New Translation Tuesday has arrived once again.
The first came from a man who was probably in his mid-seventies. He raised his hand and simply said, "Jerry, good luck with this." When I asked him to elucidate, he said something like, "You know, I am a life-long Catholic and the language that we use at Mass right now is of a style that draws me into a close relationship with my God. What you have shown us this morning is a style of language that distances me from God. Good luck."
You know, this idea of a "sacral vernacular," which comes to us from Liturgiam Authenticam, is a tough pill to swallow for many Catholics who have become used to a more common or familiar style of vernacular. One comment on this blog of a few days ago:
Cherish the dying days of the Mass in the vernacular and delay the inevitable Roman juggernaut as long as you can. The new "sacral vernacular" (which denies the definition of vernacular) is clumsy, jarring and has given up entirely on elegance and subtlety, giving us, instead, mangled wording and unproclaimable proclamations. Enjoy the lull while it exists.
This is a sentiment that I have heard time and time again. Of course, we will need to wait for the actual experience of these texts prayed at Mass before making definitive conclusions. At Saint Mary on the Hill Parish in Augusta, Georgia last week, something interesting happened at the beginning of the presentation. After the pastor there introduced me, he told those gathered (200+) that if they had serious questions about the new translation or wanted to complain, they needed to contact someone in authority. He then held up a large portrait of Pope Benedict XVI and humorously quipped, "Call him." At the question and answer time, the pastor walked to the front of the church, with his new Missal in hand and told us that he had just received his new Missal that morning. He told us that he knows that he has a lot of work to do to prepare for the proclamation. He said that he wanted to give us an example. He then tried to pray the Collect from the Nativity of John the Baptist. Here it is:
Grant, we pray, almighty God,
that your family may walk in the way of salvation
and, attentive to what Saint John the Precursor urged,

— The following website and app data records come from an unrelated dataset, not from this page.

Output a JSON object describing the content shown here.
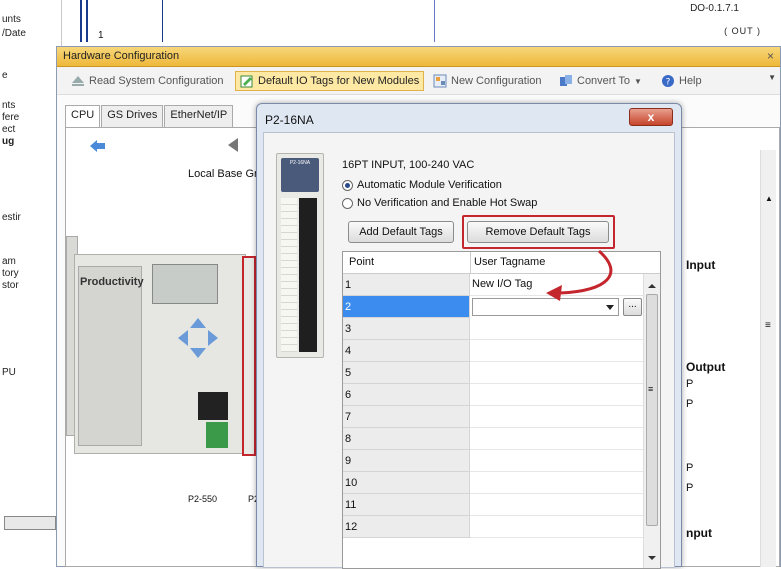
{
  "background": {
    "left_labels": [
      "unts",
      "/Date",
      "e",
      "nts",
      "fere",
      "ect",
      "ug",
      "estir",
      "am",
      "tory",
      "stor",
      "PU"
    ],
    "top_right_text": "DO-0.1.7.1",
    "top_right_text2": "( OUT )",
    "digit_one": "1"
  },
  "window": {
    "title": "Hardware Configuration",
    "close_glyph": "×",
    "toolbar": {
      "read_config": "Read System Configuration",
      "default_io_tags": "Default IO Tags for New Modules",
      "new_config": "New Configuration",
      "convert_to": "Convert To",
      "help": "Help"
    },
    "tabs": [
      "CPU",
      "GS Drives",
      "EtherNet/IP"
    ],
    "local_base": "Local Base Gr",
    "brand": "Productivity",
    "cpu_label": "P2-550",
    "cpu_label2": "P2",
    "right_panel": [
      "Input",
      "Output",
      "nput"
    ],
    "right_small": [
      "P",
      "P",
      "P",
      "P"
    ]
  },
  "dialog": {
    "title": "P2-16NA",
    "close": "x",
    "module_head": "P2-16NA",
    "description": "16PT INPUT, 100-240 VAC",
    "radio_auto": "Automatic Module Verification",
    "radio_none": "No Verification and Enable Hot Swap",
    "add_default": "Add Default Tags",
    "remove_default": "Remove Default Tags",
    "table": {
      "col_point": "Point",
      "col_user_tag": "User Tagname",
      "rows": [
        {
          "point": "1",
          "tag": "New I/O Tag"
        },
        {
          "point": "2",
          "tag": ""
        },
        {
          "point": "3",
          "tag": ""
        },
        {
          "point": "4",
          "tag": ""
        },
        {
          "point": "5",
          "tag": ""
        },
        {
          "point": "6",
          "tag": ""
        },
        {
          "point": "7",
          "tag": ""
        },
        {
          "point": "8",
          "tag": ""
        },
        {
          "point": "9",
          "tag": ""
        },
        {
          "point": "10",
          "tag": ""
        },
        {
          "point": "11",
          "tag": ""
        },
        {
          "point": "12",
          "tag": ""
        }
      ],
      "ellipsis": "..."
    }
  },
  "colors": {
    "highlight_red": "#c4262e",
    "selected_row": "#3c8cf0",
    "title_bar": "#eeb83a"
  }
}
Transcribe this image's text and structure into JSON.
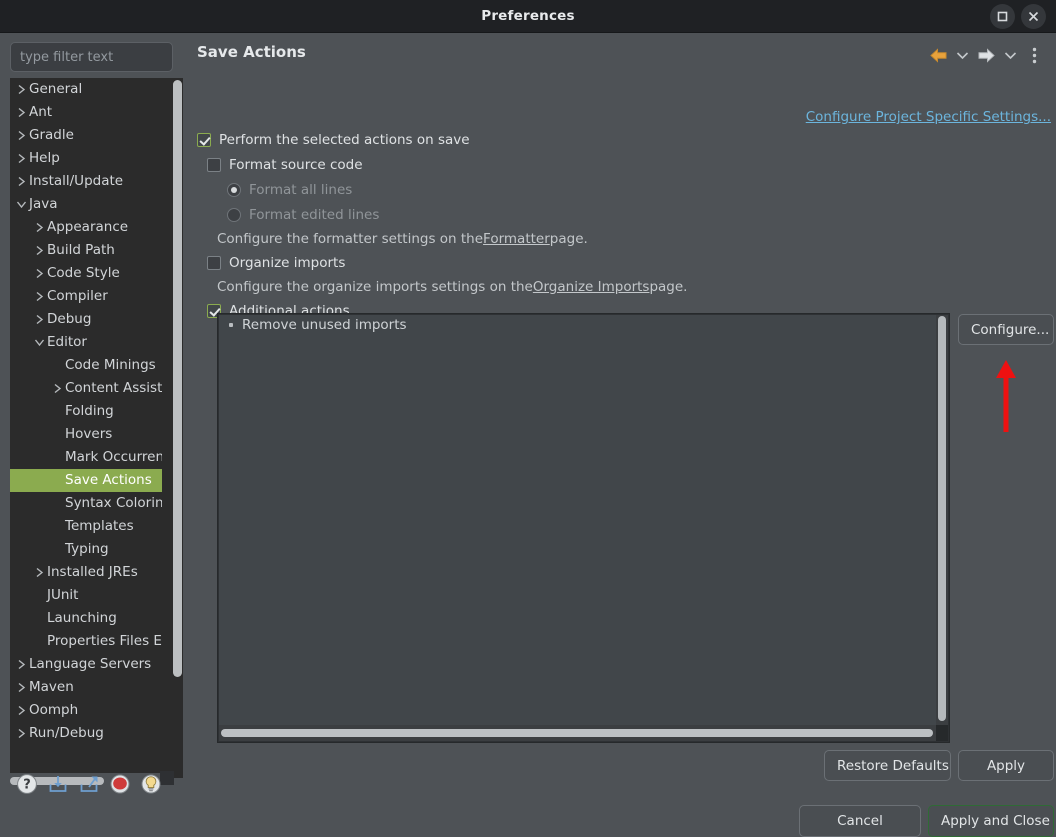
{
  "window": {
    "title": "Preferences",
    "maximize_label": "Maximize",
    "close_label": "Close"
  },
  "sidebar": {
    "filter_placeholder": "type filter text",
    "filter_value": "",
    "items": [
      {
        "label": "General",
        "indent": 0,
        "twisty": "collapsed",
        "selected": false
      },
      {
        "label": "Ant",
        "indent": 0,
        "twisty": "collapsed",
        "selected": false
      },
      {
        "label": "Gradle",
        "indent": 0,
        "twisty": "collapsed",
        "selected": false
      },
      {
        "label": "Help",
        "indent": 0,
        "twisty": "collapsed",
        "selected": false
      },
      {
        "label": "Install/Update",
        "indent": 0,
        "twisty": "collapsed",
        "selected": false
      },
      {
        "label": "Java",
        "indent": 0,
        "twisty": "expanded",
        "selected": false
      },
      {
        "label": "Appearance",
        "indent": 1,
        "twisty": "collapsed",
        "selected": false
      },
      {
        "label": "Build Path",
        "indent": 1,
        "twisty": "collapsed",
        "selected": false
      },
      {
        "label": "Code Style",
        "indent": 1,
        "twisty": "collapsed",
        "selected": false
      },
      {
        "label": "Compiler",
        "indent": 1,
        "twisty": "collapsed",
        "selected": false
      },
      {
        "label": "Debug",
        "indent": 1,
        "twisty": "collapsed",
        "selected": false
      },
      {
        "label": "Editor",
        "indent": 1,
        "twisty": "expanded",
        "selected": false
      },
      {
        "label": "Code Minings",
        "indent": 2,
        "twisty": "none",
        "selected": false
      },
      {
        "label": "Content Assist",
        "indent": 2,
        "twisty": "collapsed",
        "selected": false
      },
      {
        "label": "Folding",
        "indent": 2,
        "twisty": "none",
        "selected": false
      },
      {
        "label": "Hovers",
        "indent": 2,
        "twisty": "none",
        "selected": false
      },
      {
        "label": "Mark Occurrences",
        "indent": 2,
        "twisty": "none",
        "selected": false
      },
      {
        "label": "Save Actions",
        "indent": 2,
        "twisty": "none",
        "selected": true
      },
      {
        "label": "Syntax Coloring",
        "indent": 2,
        "twisty": "none",
        "selected": false
      },
      {
        "label": "Templates",
        "indent": 2,
        "twisty": "none",
        "selected": false
      },
      {
        "label": "Typing",
        "indent": 2,
        "twisty": "none",
        "selected": false
      },
      {
        "label": "Installed JREs",
        "indent": 1,
        "twisty": "collapsed",
        "selected": false
      },
      {
        "label": "JUnit",
        "indent": 1,
        "twisty": "none",
        "selected": false
      },
      {
        "label": "Launching",
        "indent": 1,
        "twisty": "none",
        "selected": false
      },
      {
        "label": "Properties Files Editor",
        "indent": 1,
        "twisty": "none",
        "selected": false
      },
      {
        "label": "Language Servers",
        "indent": 0,
        "twisty": "collapsed",
        "selected": false
      },
      {
        "label": "Maven",
        "indent": 0,
        "twisty": "collapsed",
        "selected": false
      },
      {
        "label": "Oomph",
        "indent": 0,
        "twisty": "collapsed",
        "selected": false
      },
      {
        "label": "Run/Debug",
        "indent": 0,
        "twisty": "collapsed",
        "selected": false
      }
    ],
    "bottom_icons": [
      {
        "name": "help-icon"
      },
      {
        "name": "import-icon"
      },
      {
        "name": "export-icon"
      },
      {
        "name": "record-icon"
      },
      {
        "name": "lightbulb-icon"
      }
    ]
  },
  "header": {
    "title": "Save Actions",
    "back_label": "Back",
    "forward_label": "Forward",
    "menu_label": "View Menu",
    "project_settings_link": "Configure Project Specific Settings..."
  },
  "form": {
    "perform_on_save": {
      "label": "Perform the selected actions on save",
      "checked": true
    },
    "format_source": {
      "label": "Format source code",
      "checked": false
    },
    "format_all_lines": {
      "label": "Format all lines",
      "selected": true,
      "enabled": false
    },
    "format_edited_lines": {
      "label": "Format edited lines",
      "selected": false,
      "enabled": false
    },
    "formatter_hint": {
      "prefix": "Configure the formatter settings on the ",
      "link": "Formatter",
      "suffix": " page."
    },
    "organize_imports": {
      "label": "Organize imports",
      "checked": false
    },
    "organize_hint": {
      "prefix": "Configure the organize imports settings on the ",
      "link": "Organize Imports",
      "suffix": " page."
    },
    "additional_actions": {
      "label": "Additional actions",
      "checked": true
    },
    "actions_list": [
      "Remove unused imports"
    ],
    "configure_button": "Configure..."
  },
  "footer": {
    "restore_defaults": "Restore Defaults",
    "apply": "Apply",
    "cancel": "Cancel",
    "apply_and_close": "Apply and Close"
  },
  "annotation": {
    "arrow_color": "#ee1111",
    "points_to": "configure-button"
  },
  "colors": {
    "window_bg": "#4e5256",
    "titlebar_bg": "#1f2124",
    "tree_bg": "#2b2b2b",
    "selection_green": "#8bab4f",
    "link_blue": "#6cb5dd",
    "listbox_bg": "#41464a",
    "default_button_border": "#2f6b35"
  }
}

may come safely to the One he foretold,
our Lord Jesus Christ.
Who lives and reigns with you in the unity of the Holy Spirit,
one God, for ever and ever.
He shared the fact that he had never heard the phrase "Saint John the Precursor" before and he felt that people would not necessarily "get" the meaning at all. I had to admit that this phrase is awkward.
OK, back to Fairfield. After the concert on Sunday evening, a woman who had attended the new translation the previous day said this to me: "Jerry, thank you for the talk yesterday. It was very helpful. You know, you could talk an undernourished nation into adopting Weight Watchers." I smiled and thanked her. I should have pursued the conversation. I haven't been going around to dioceses and parishes in an effort to sell people on the new translation. My aim has been to help them gain some knowledge as to why we are where we are right now with respect to the new translation. I try my best to explain the shift in translation guidelines. I try my best to help people to situate this current change in the context of the history of the development of codified liturgical prayer over the centuries. I give people examples of how a new set of translation rules has resulted in a new set of translated texts. What I don't do is tell people that this new translation is the best thing since sliced bread. And I cannot do that because I have not yet had the experience of praying these texts. I tell people that there are beautiful prayers. I tell people that there are prayers that capture scriptural and other inspiring images that were deleted, glossed over, or paraphrased when the translators (using approved Vatican guidelines) gave us our current translation; there is much that has been recovered. I also tell them that there are places where the structure of the prayers is quite awkward and stilted. There are places where one has to read the text over and over again in order to figure out the meaning. And herein is the challenge. Take the example above, which uses the phrase "Saint John the Precursor." Without some kind of catechesis, some kind of explanation of the term "Precursor," the meaning will simply fly over the heads of the majority of Catholics, young and old alike.
We have a new English translation of The Roman Missal. It's here and we will start praying these texts in a few weeks. But in order for the meaning to be communicated, there will be times when praying the text well will simply not be enough. I am encouraging Catholics to take time before Mass (time they might normally spend preparing by going over the readings) to read the prayers that will be prayed at Mass. Someone asked me if it would be necessary to bring a dictionary to Mass with her. Everyone laughed, but there was something very serious about what she was suggesting.
We have quite a road ahead of us. I hope we are up to the challenge. We have a new English translation of The Roman Missal. That's a fact. It's going to take a lot of work as we move forward.
What do you see as the greatest challenge ahead?
Gotta sing. Gotta pray.